    I’m sure that 2010 will be a better year for him and our old Rafa will be back to his best….I don’t want to see that sad little face that lost to Soderling..it was completely unbearable to watch.

    • Emma says:

      It isn’t daft at all – or if it is, then I am completely daft too because that was exactly how I felt. I was thrilled to be at Wimbledon but there was a void there somehow. If he had retired from tennis I would still have missed him like I do other ex players, but at least there would be a sense of completion and you could look positively at their moments in making history. However to be yanked out of there three days before it started….Jesus. Watching Soderling didn’t really help either. If we feel like this, imagine how he must have felt. No don’t, it’s horrible.
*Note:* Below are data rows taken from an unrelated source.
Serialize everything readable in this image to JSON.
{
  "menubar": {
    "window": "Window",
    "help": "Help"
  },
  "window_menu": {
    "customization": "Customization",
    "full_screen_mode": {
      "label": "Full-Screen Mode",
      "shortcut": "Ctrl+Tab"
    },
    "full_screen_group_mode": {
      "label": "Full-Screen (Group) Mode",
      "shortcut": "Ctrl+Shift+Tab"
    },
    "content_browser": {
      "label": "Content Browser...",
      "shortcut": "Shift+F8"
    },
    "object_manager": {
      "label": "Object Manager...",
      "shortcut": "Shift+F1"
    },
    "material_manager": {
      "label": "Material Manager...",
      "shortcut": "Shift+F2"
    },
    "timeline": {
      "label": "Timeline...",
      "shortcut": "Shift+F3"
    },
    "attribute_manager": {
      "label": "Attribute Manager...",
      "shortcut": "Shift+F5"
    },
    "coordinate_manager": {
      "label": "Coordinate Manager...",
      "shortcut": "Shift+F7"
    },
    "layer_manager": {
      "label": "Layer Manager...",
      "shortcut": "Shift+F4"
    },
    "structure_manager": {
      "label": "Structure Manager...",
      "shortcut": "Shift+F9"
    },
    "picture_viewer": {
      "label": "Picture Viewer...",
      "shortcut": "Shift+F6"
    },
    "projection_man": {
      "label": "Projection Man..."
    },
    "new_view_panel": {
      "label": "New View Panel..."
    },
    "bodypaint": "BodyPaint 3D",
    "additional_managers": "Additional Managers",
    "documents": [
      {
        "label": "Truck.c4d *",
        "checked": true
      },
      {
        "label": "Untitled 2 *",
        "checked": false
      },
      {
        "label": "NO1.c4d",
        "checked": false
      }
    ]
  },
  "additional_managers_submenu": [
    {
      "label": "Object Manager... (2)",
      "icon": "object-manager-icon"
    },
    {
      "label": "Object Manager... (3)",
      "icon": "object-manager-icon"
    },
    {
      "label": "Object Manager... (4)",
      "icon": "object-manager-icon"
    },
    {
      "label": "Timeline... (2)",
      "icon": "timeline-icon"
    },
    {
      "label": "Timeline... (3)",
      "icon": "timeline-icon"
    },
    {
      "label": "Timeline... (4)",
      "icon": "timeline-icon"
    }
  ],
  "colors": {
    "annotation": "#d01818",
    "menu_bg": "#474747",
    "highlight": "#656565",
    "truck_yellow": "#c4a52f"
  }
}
      I just hope he has awareness of how much so many people love and support him. I can’t think of another player who would have induced this sort of outpouring of emotion to this extent.

      Loved the interview. More please. X

      • Sam says:

        The day Rafa retires I will cry, and cry, and cry, and cry….I don’t know how long it would be before it stopped either!!! Am dreading that day!! :-(

        • Emma says:

          Oh heavens sorry, I didn’t mean to imply that he was in any way going to retire any time soon…I am so not touching that subject in any way, shape or form again having dragged myself out of my post-Bercy teeth gnashing, baying at the sky slump:)

          Wobbled slightly at the “if I go at 25 at least I will have done 9 years” thing, but am determined to be positive, stay focussed, and all the other things Uncle T says are so good for us. Bring on What The Fck, and vamos for the DC.

  17. Dale C. A. says:

    I sooo love Rafa..the Athlete and the Person :-))

  18. Carol says:

    Gosh! I think everyone has covered all the issues here!

    From personal circs, I felt so much for our honey-man – so glad to hear he seems to have buried some demons…

    Even though I’ll only be about 60 miles away from Rafa in London I think I’m more looking forward to seeing the DC finals…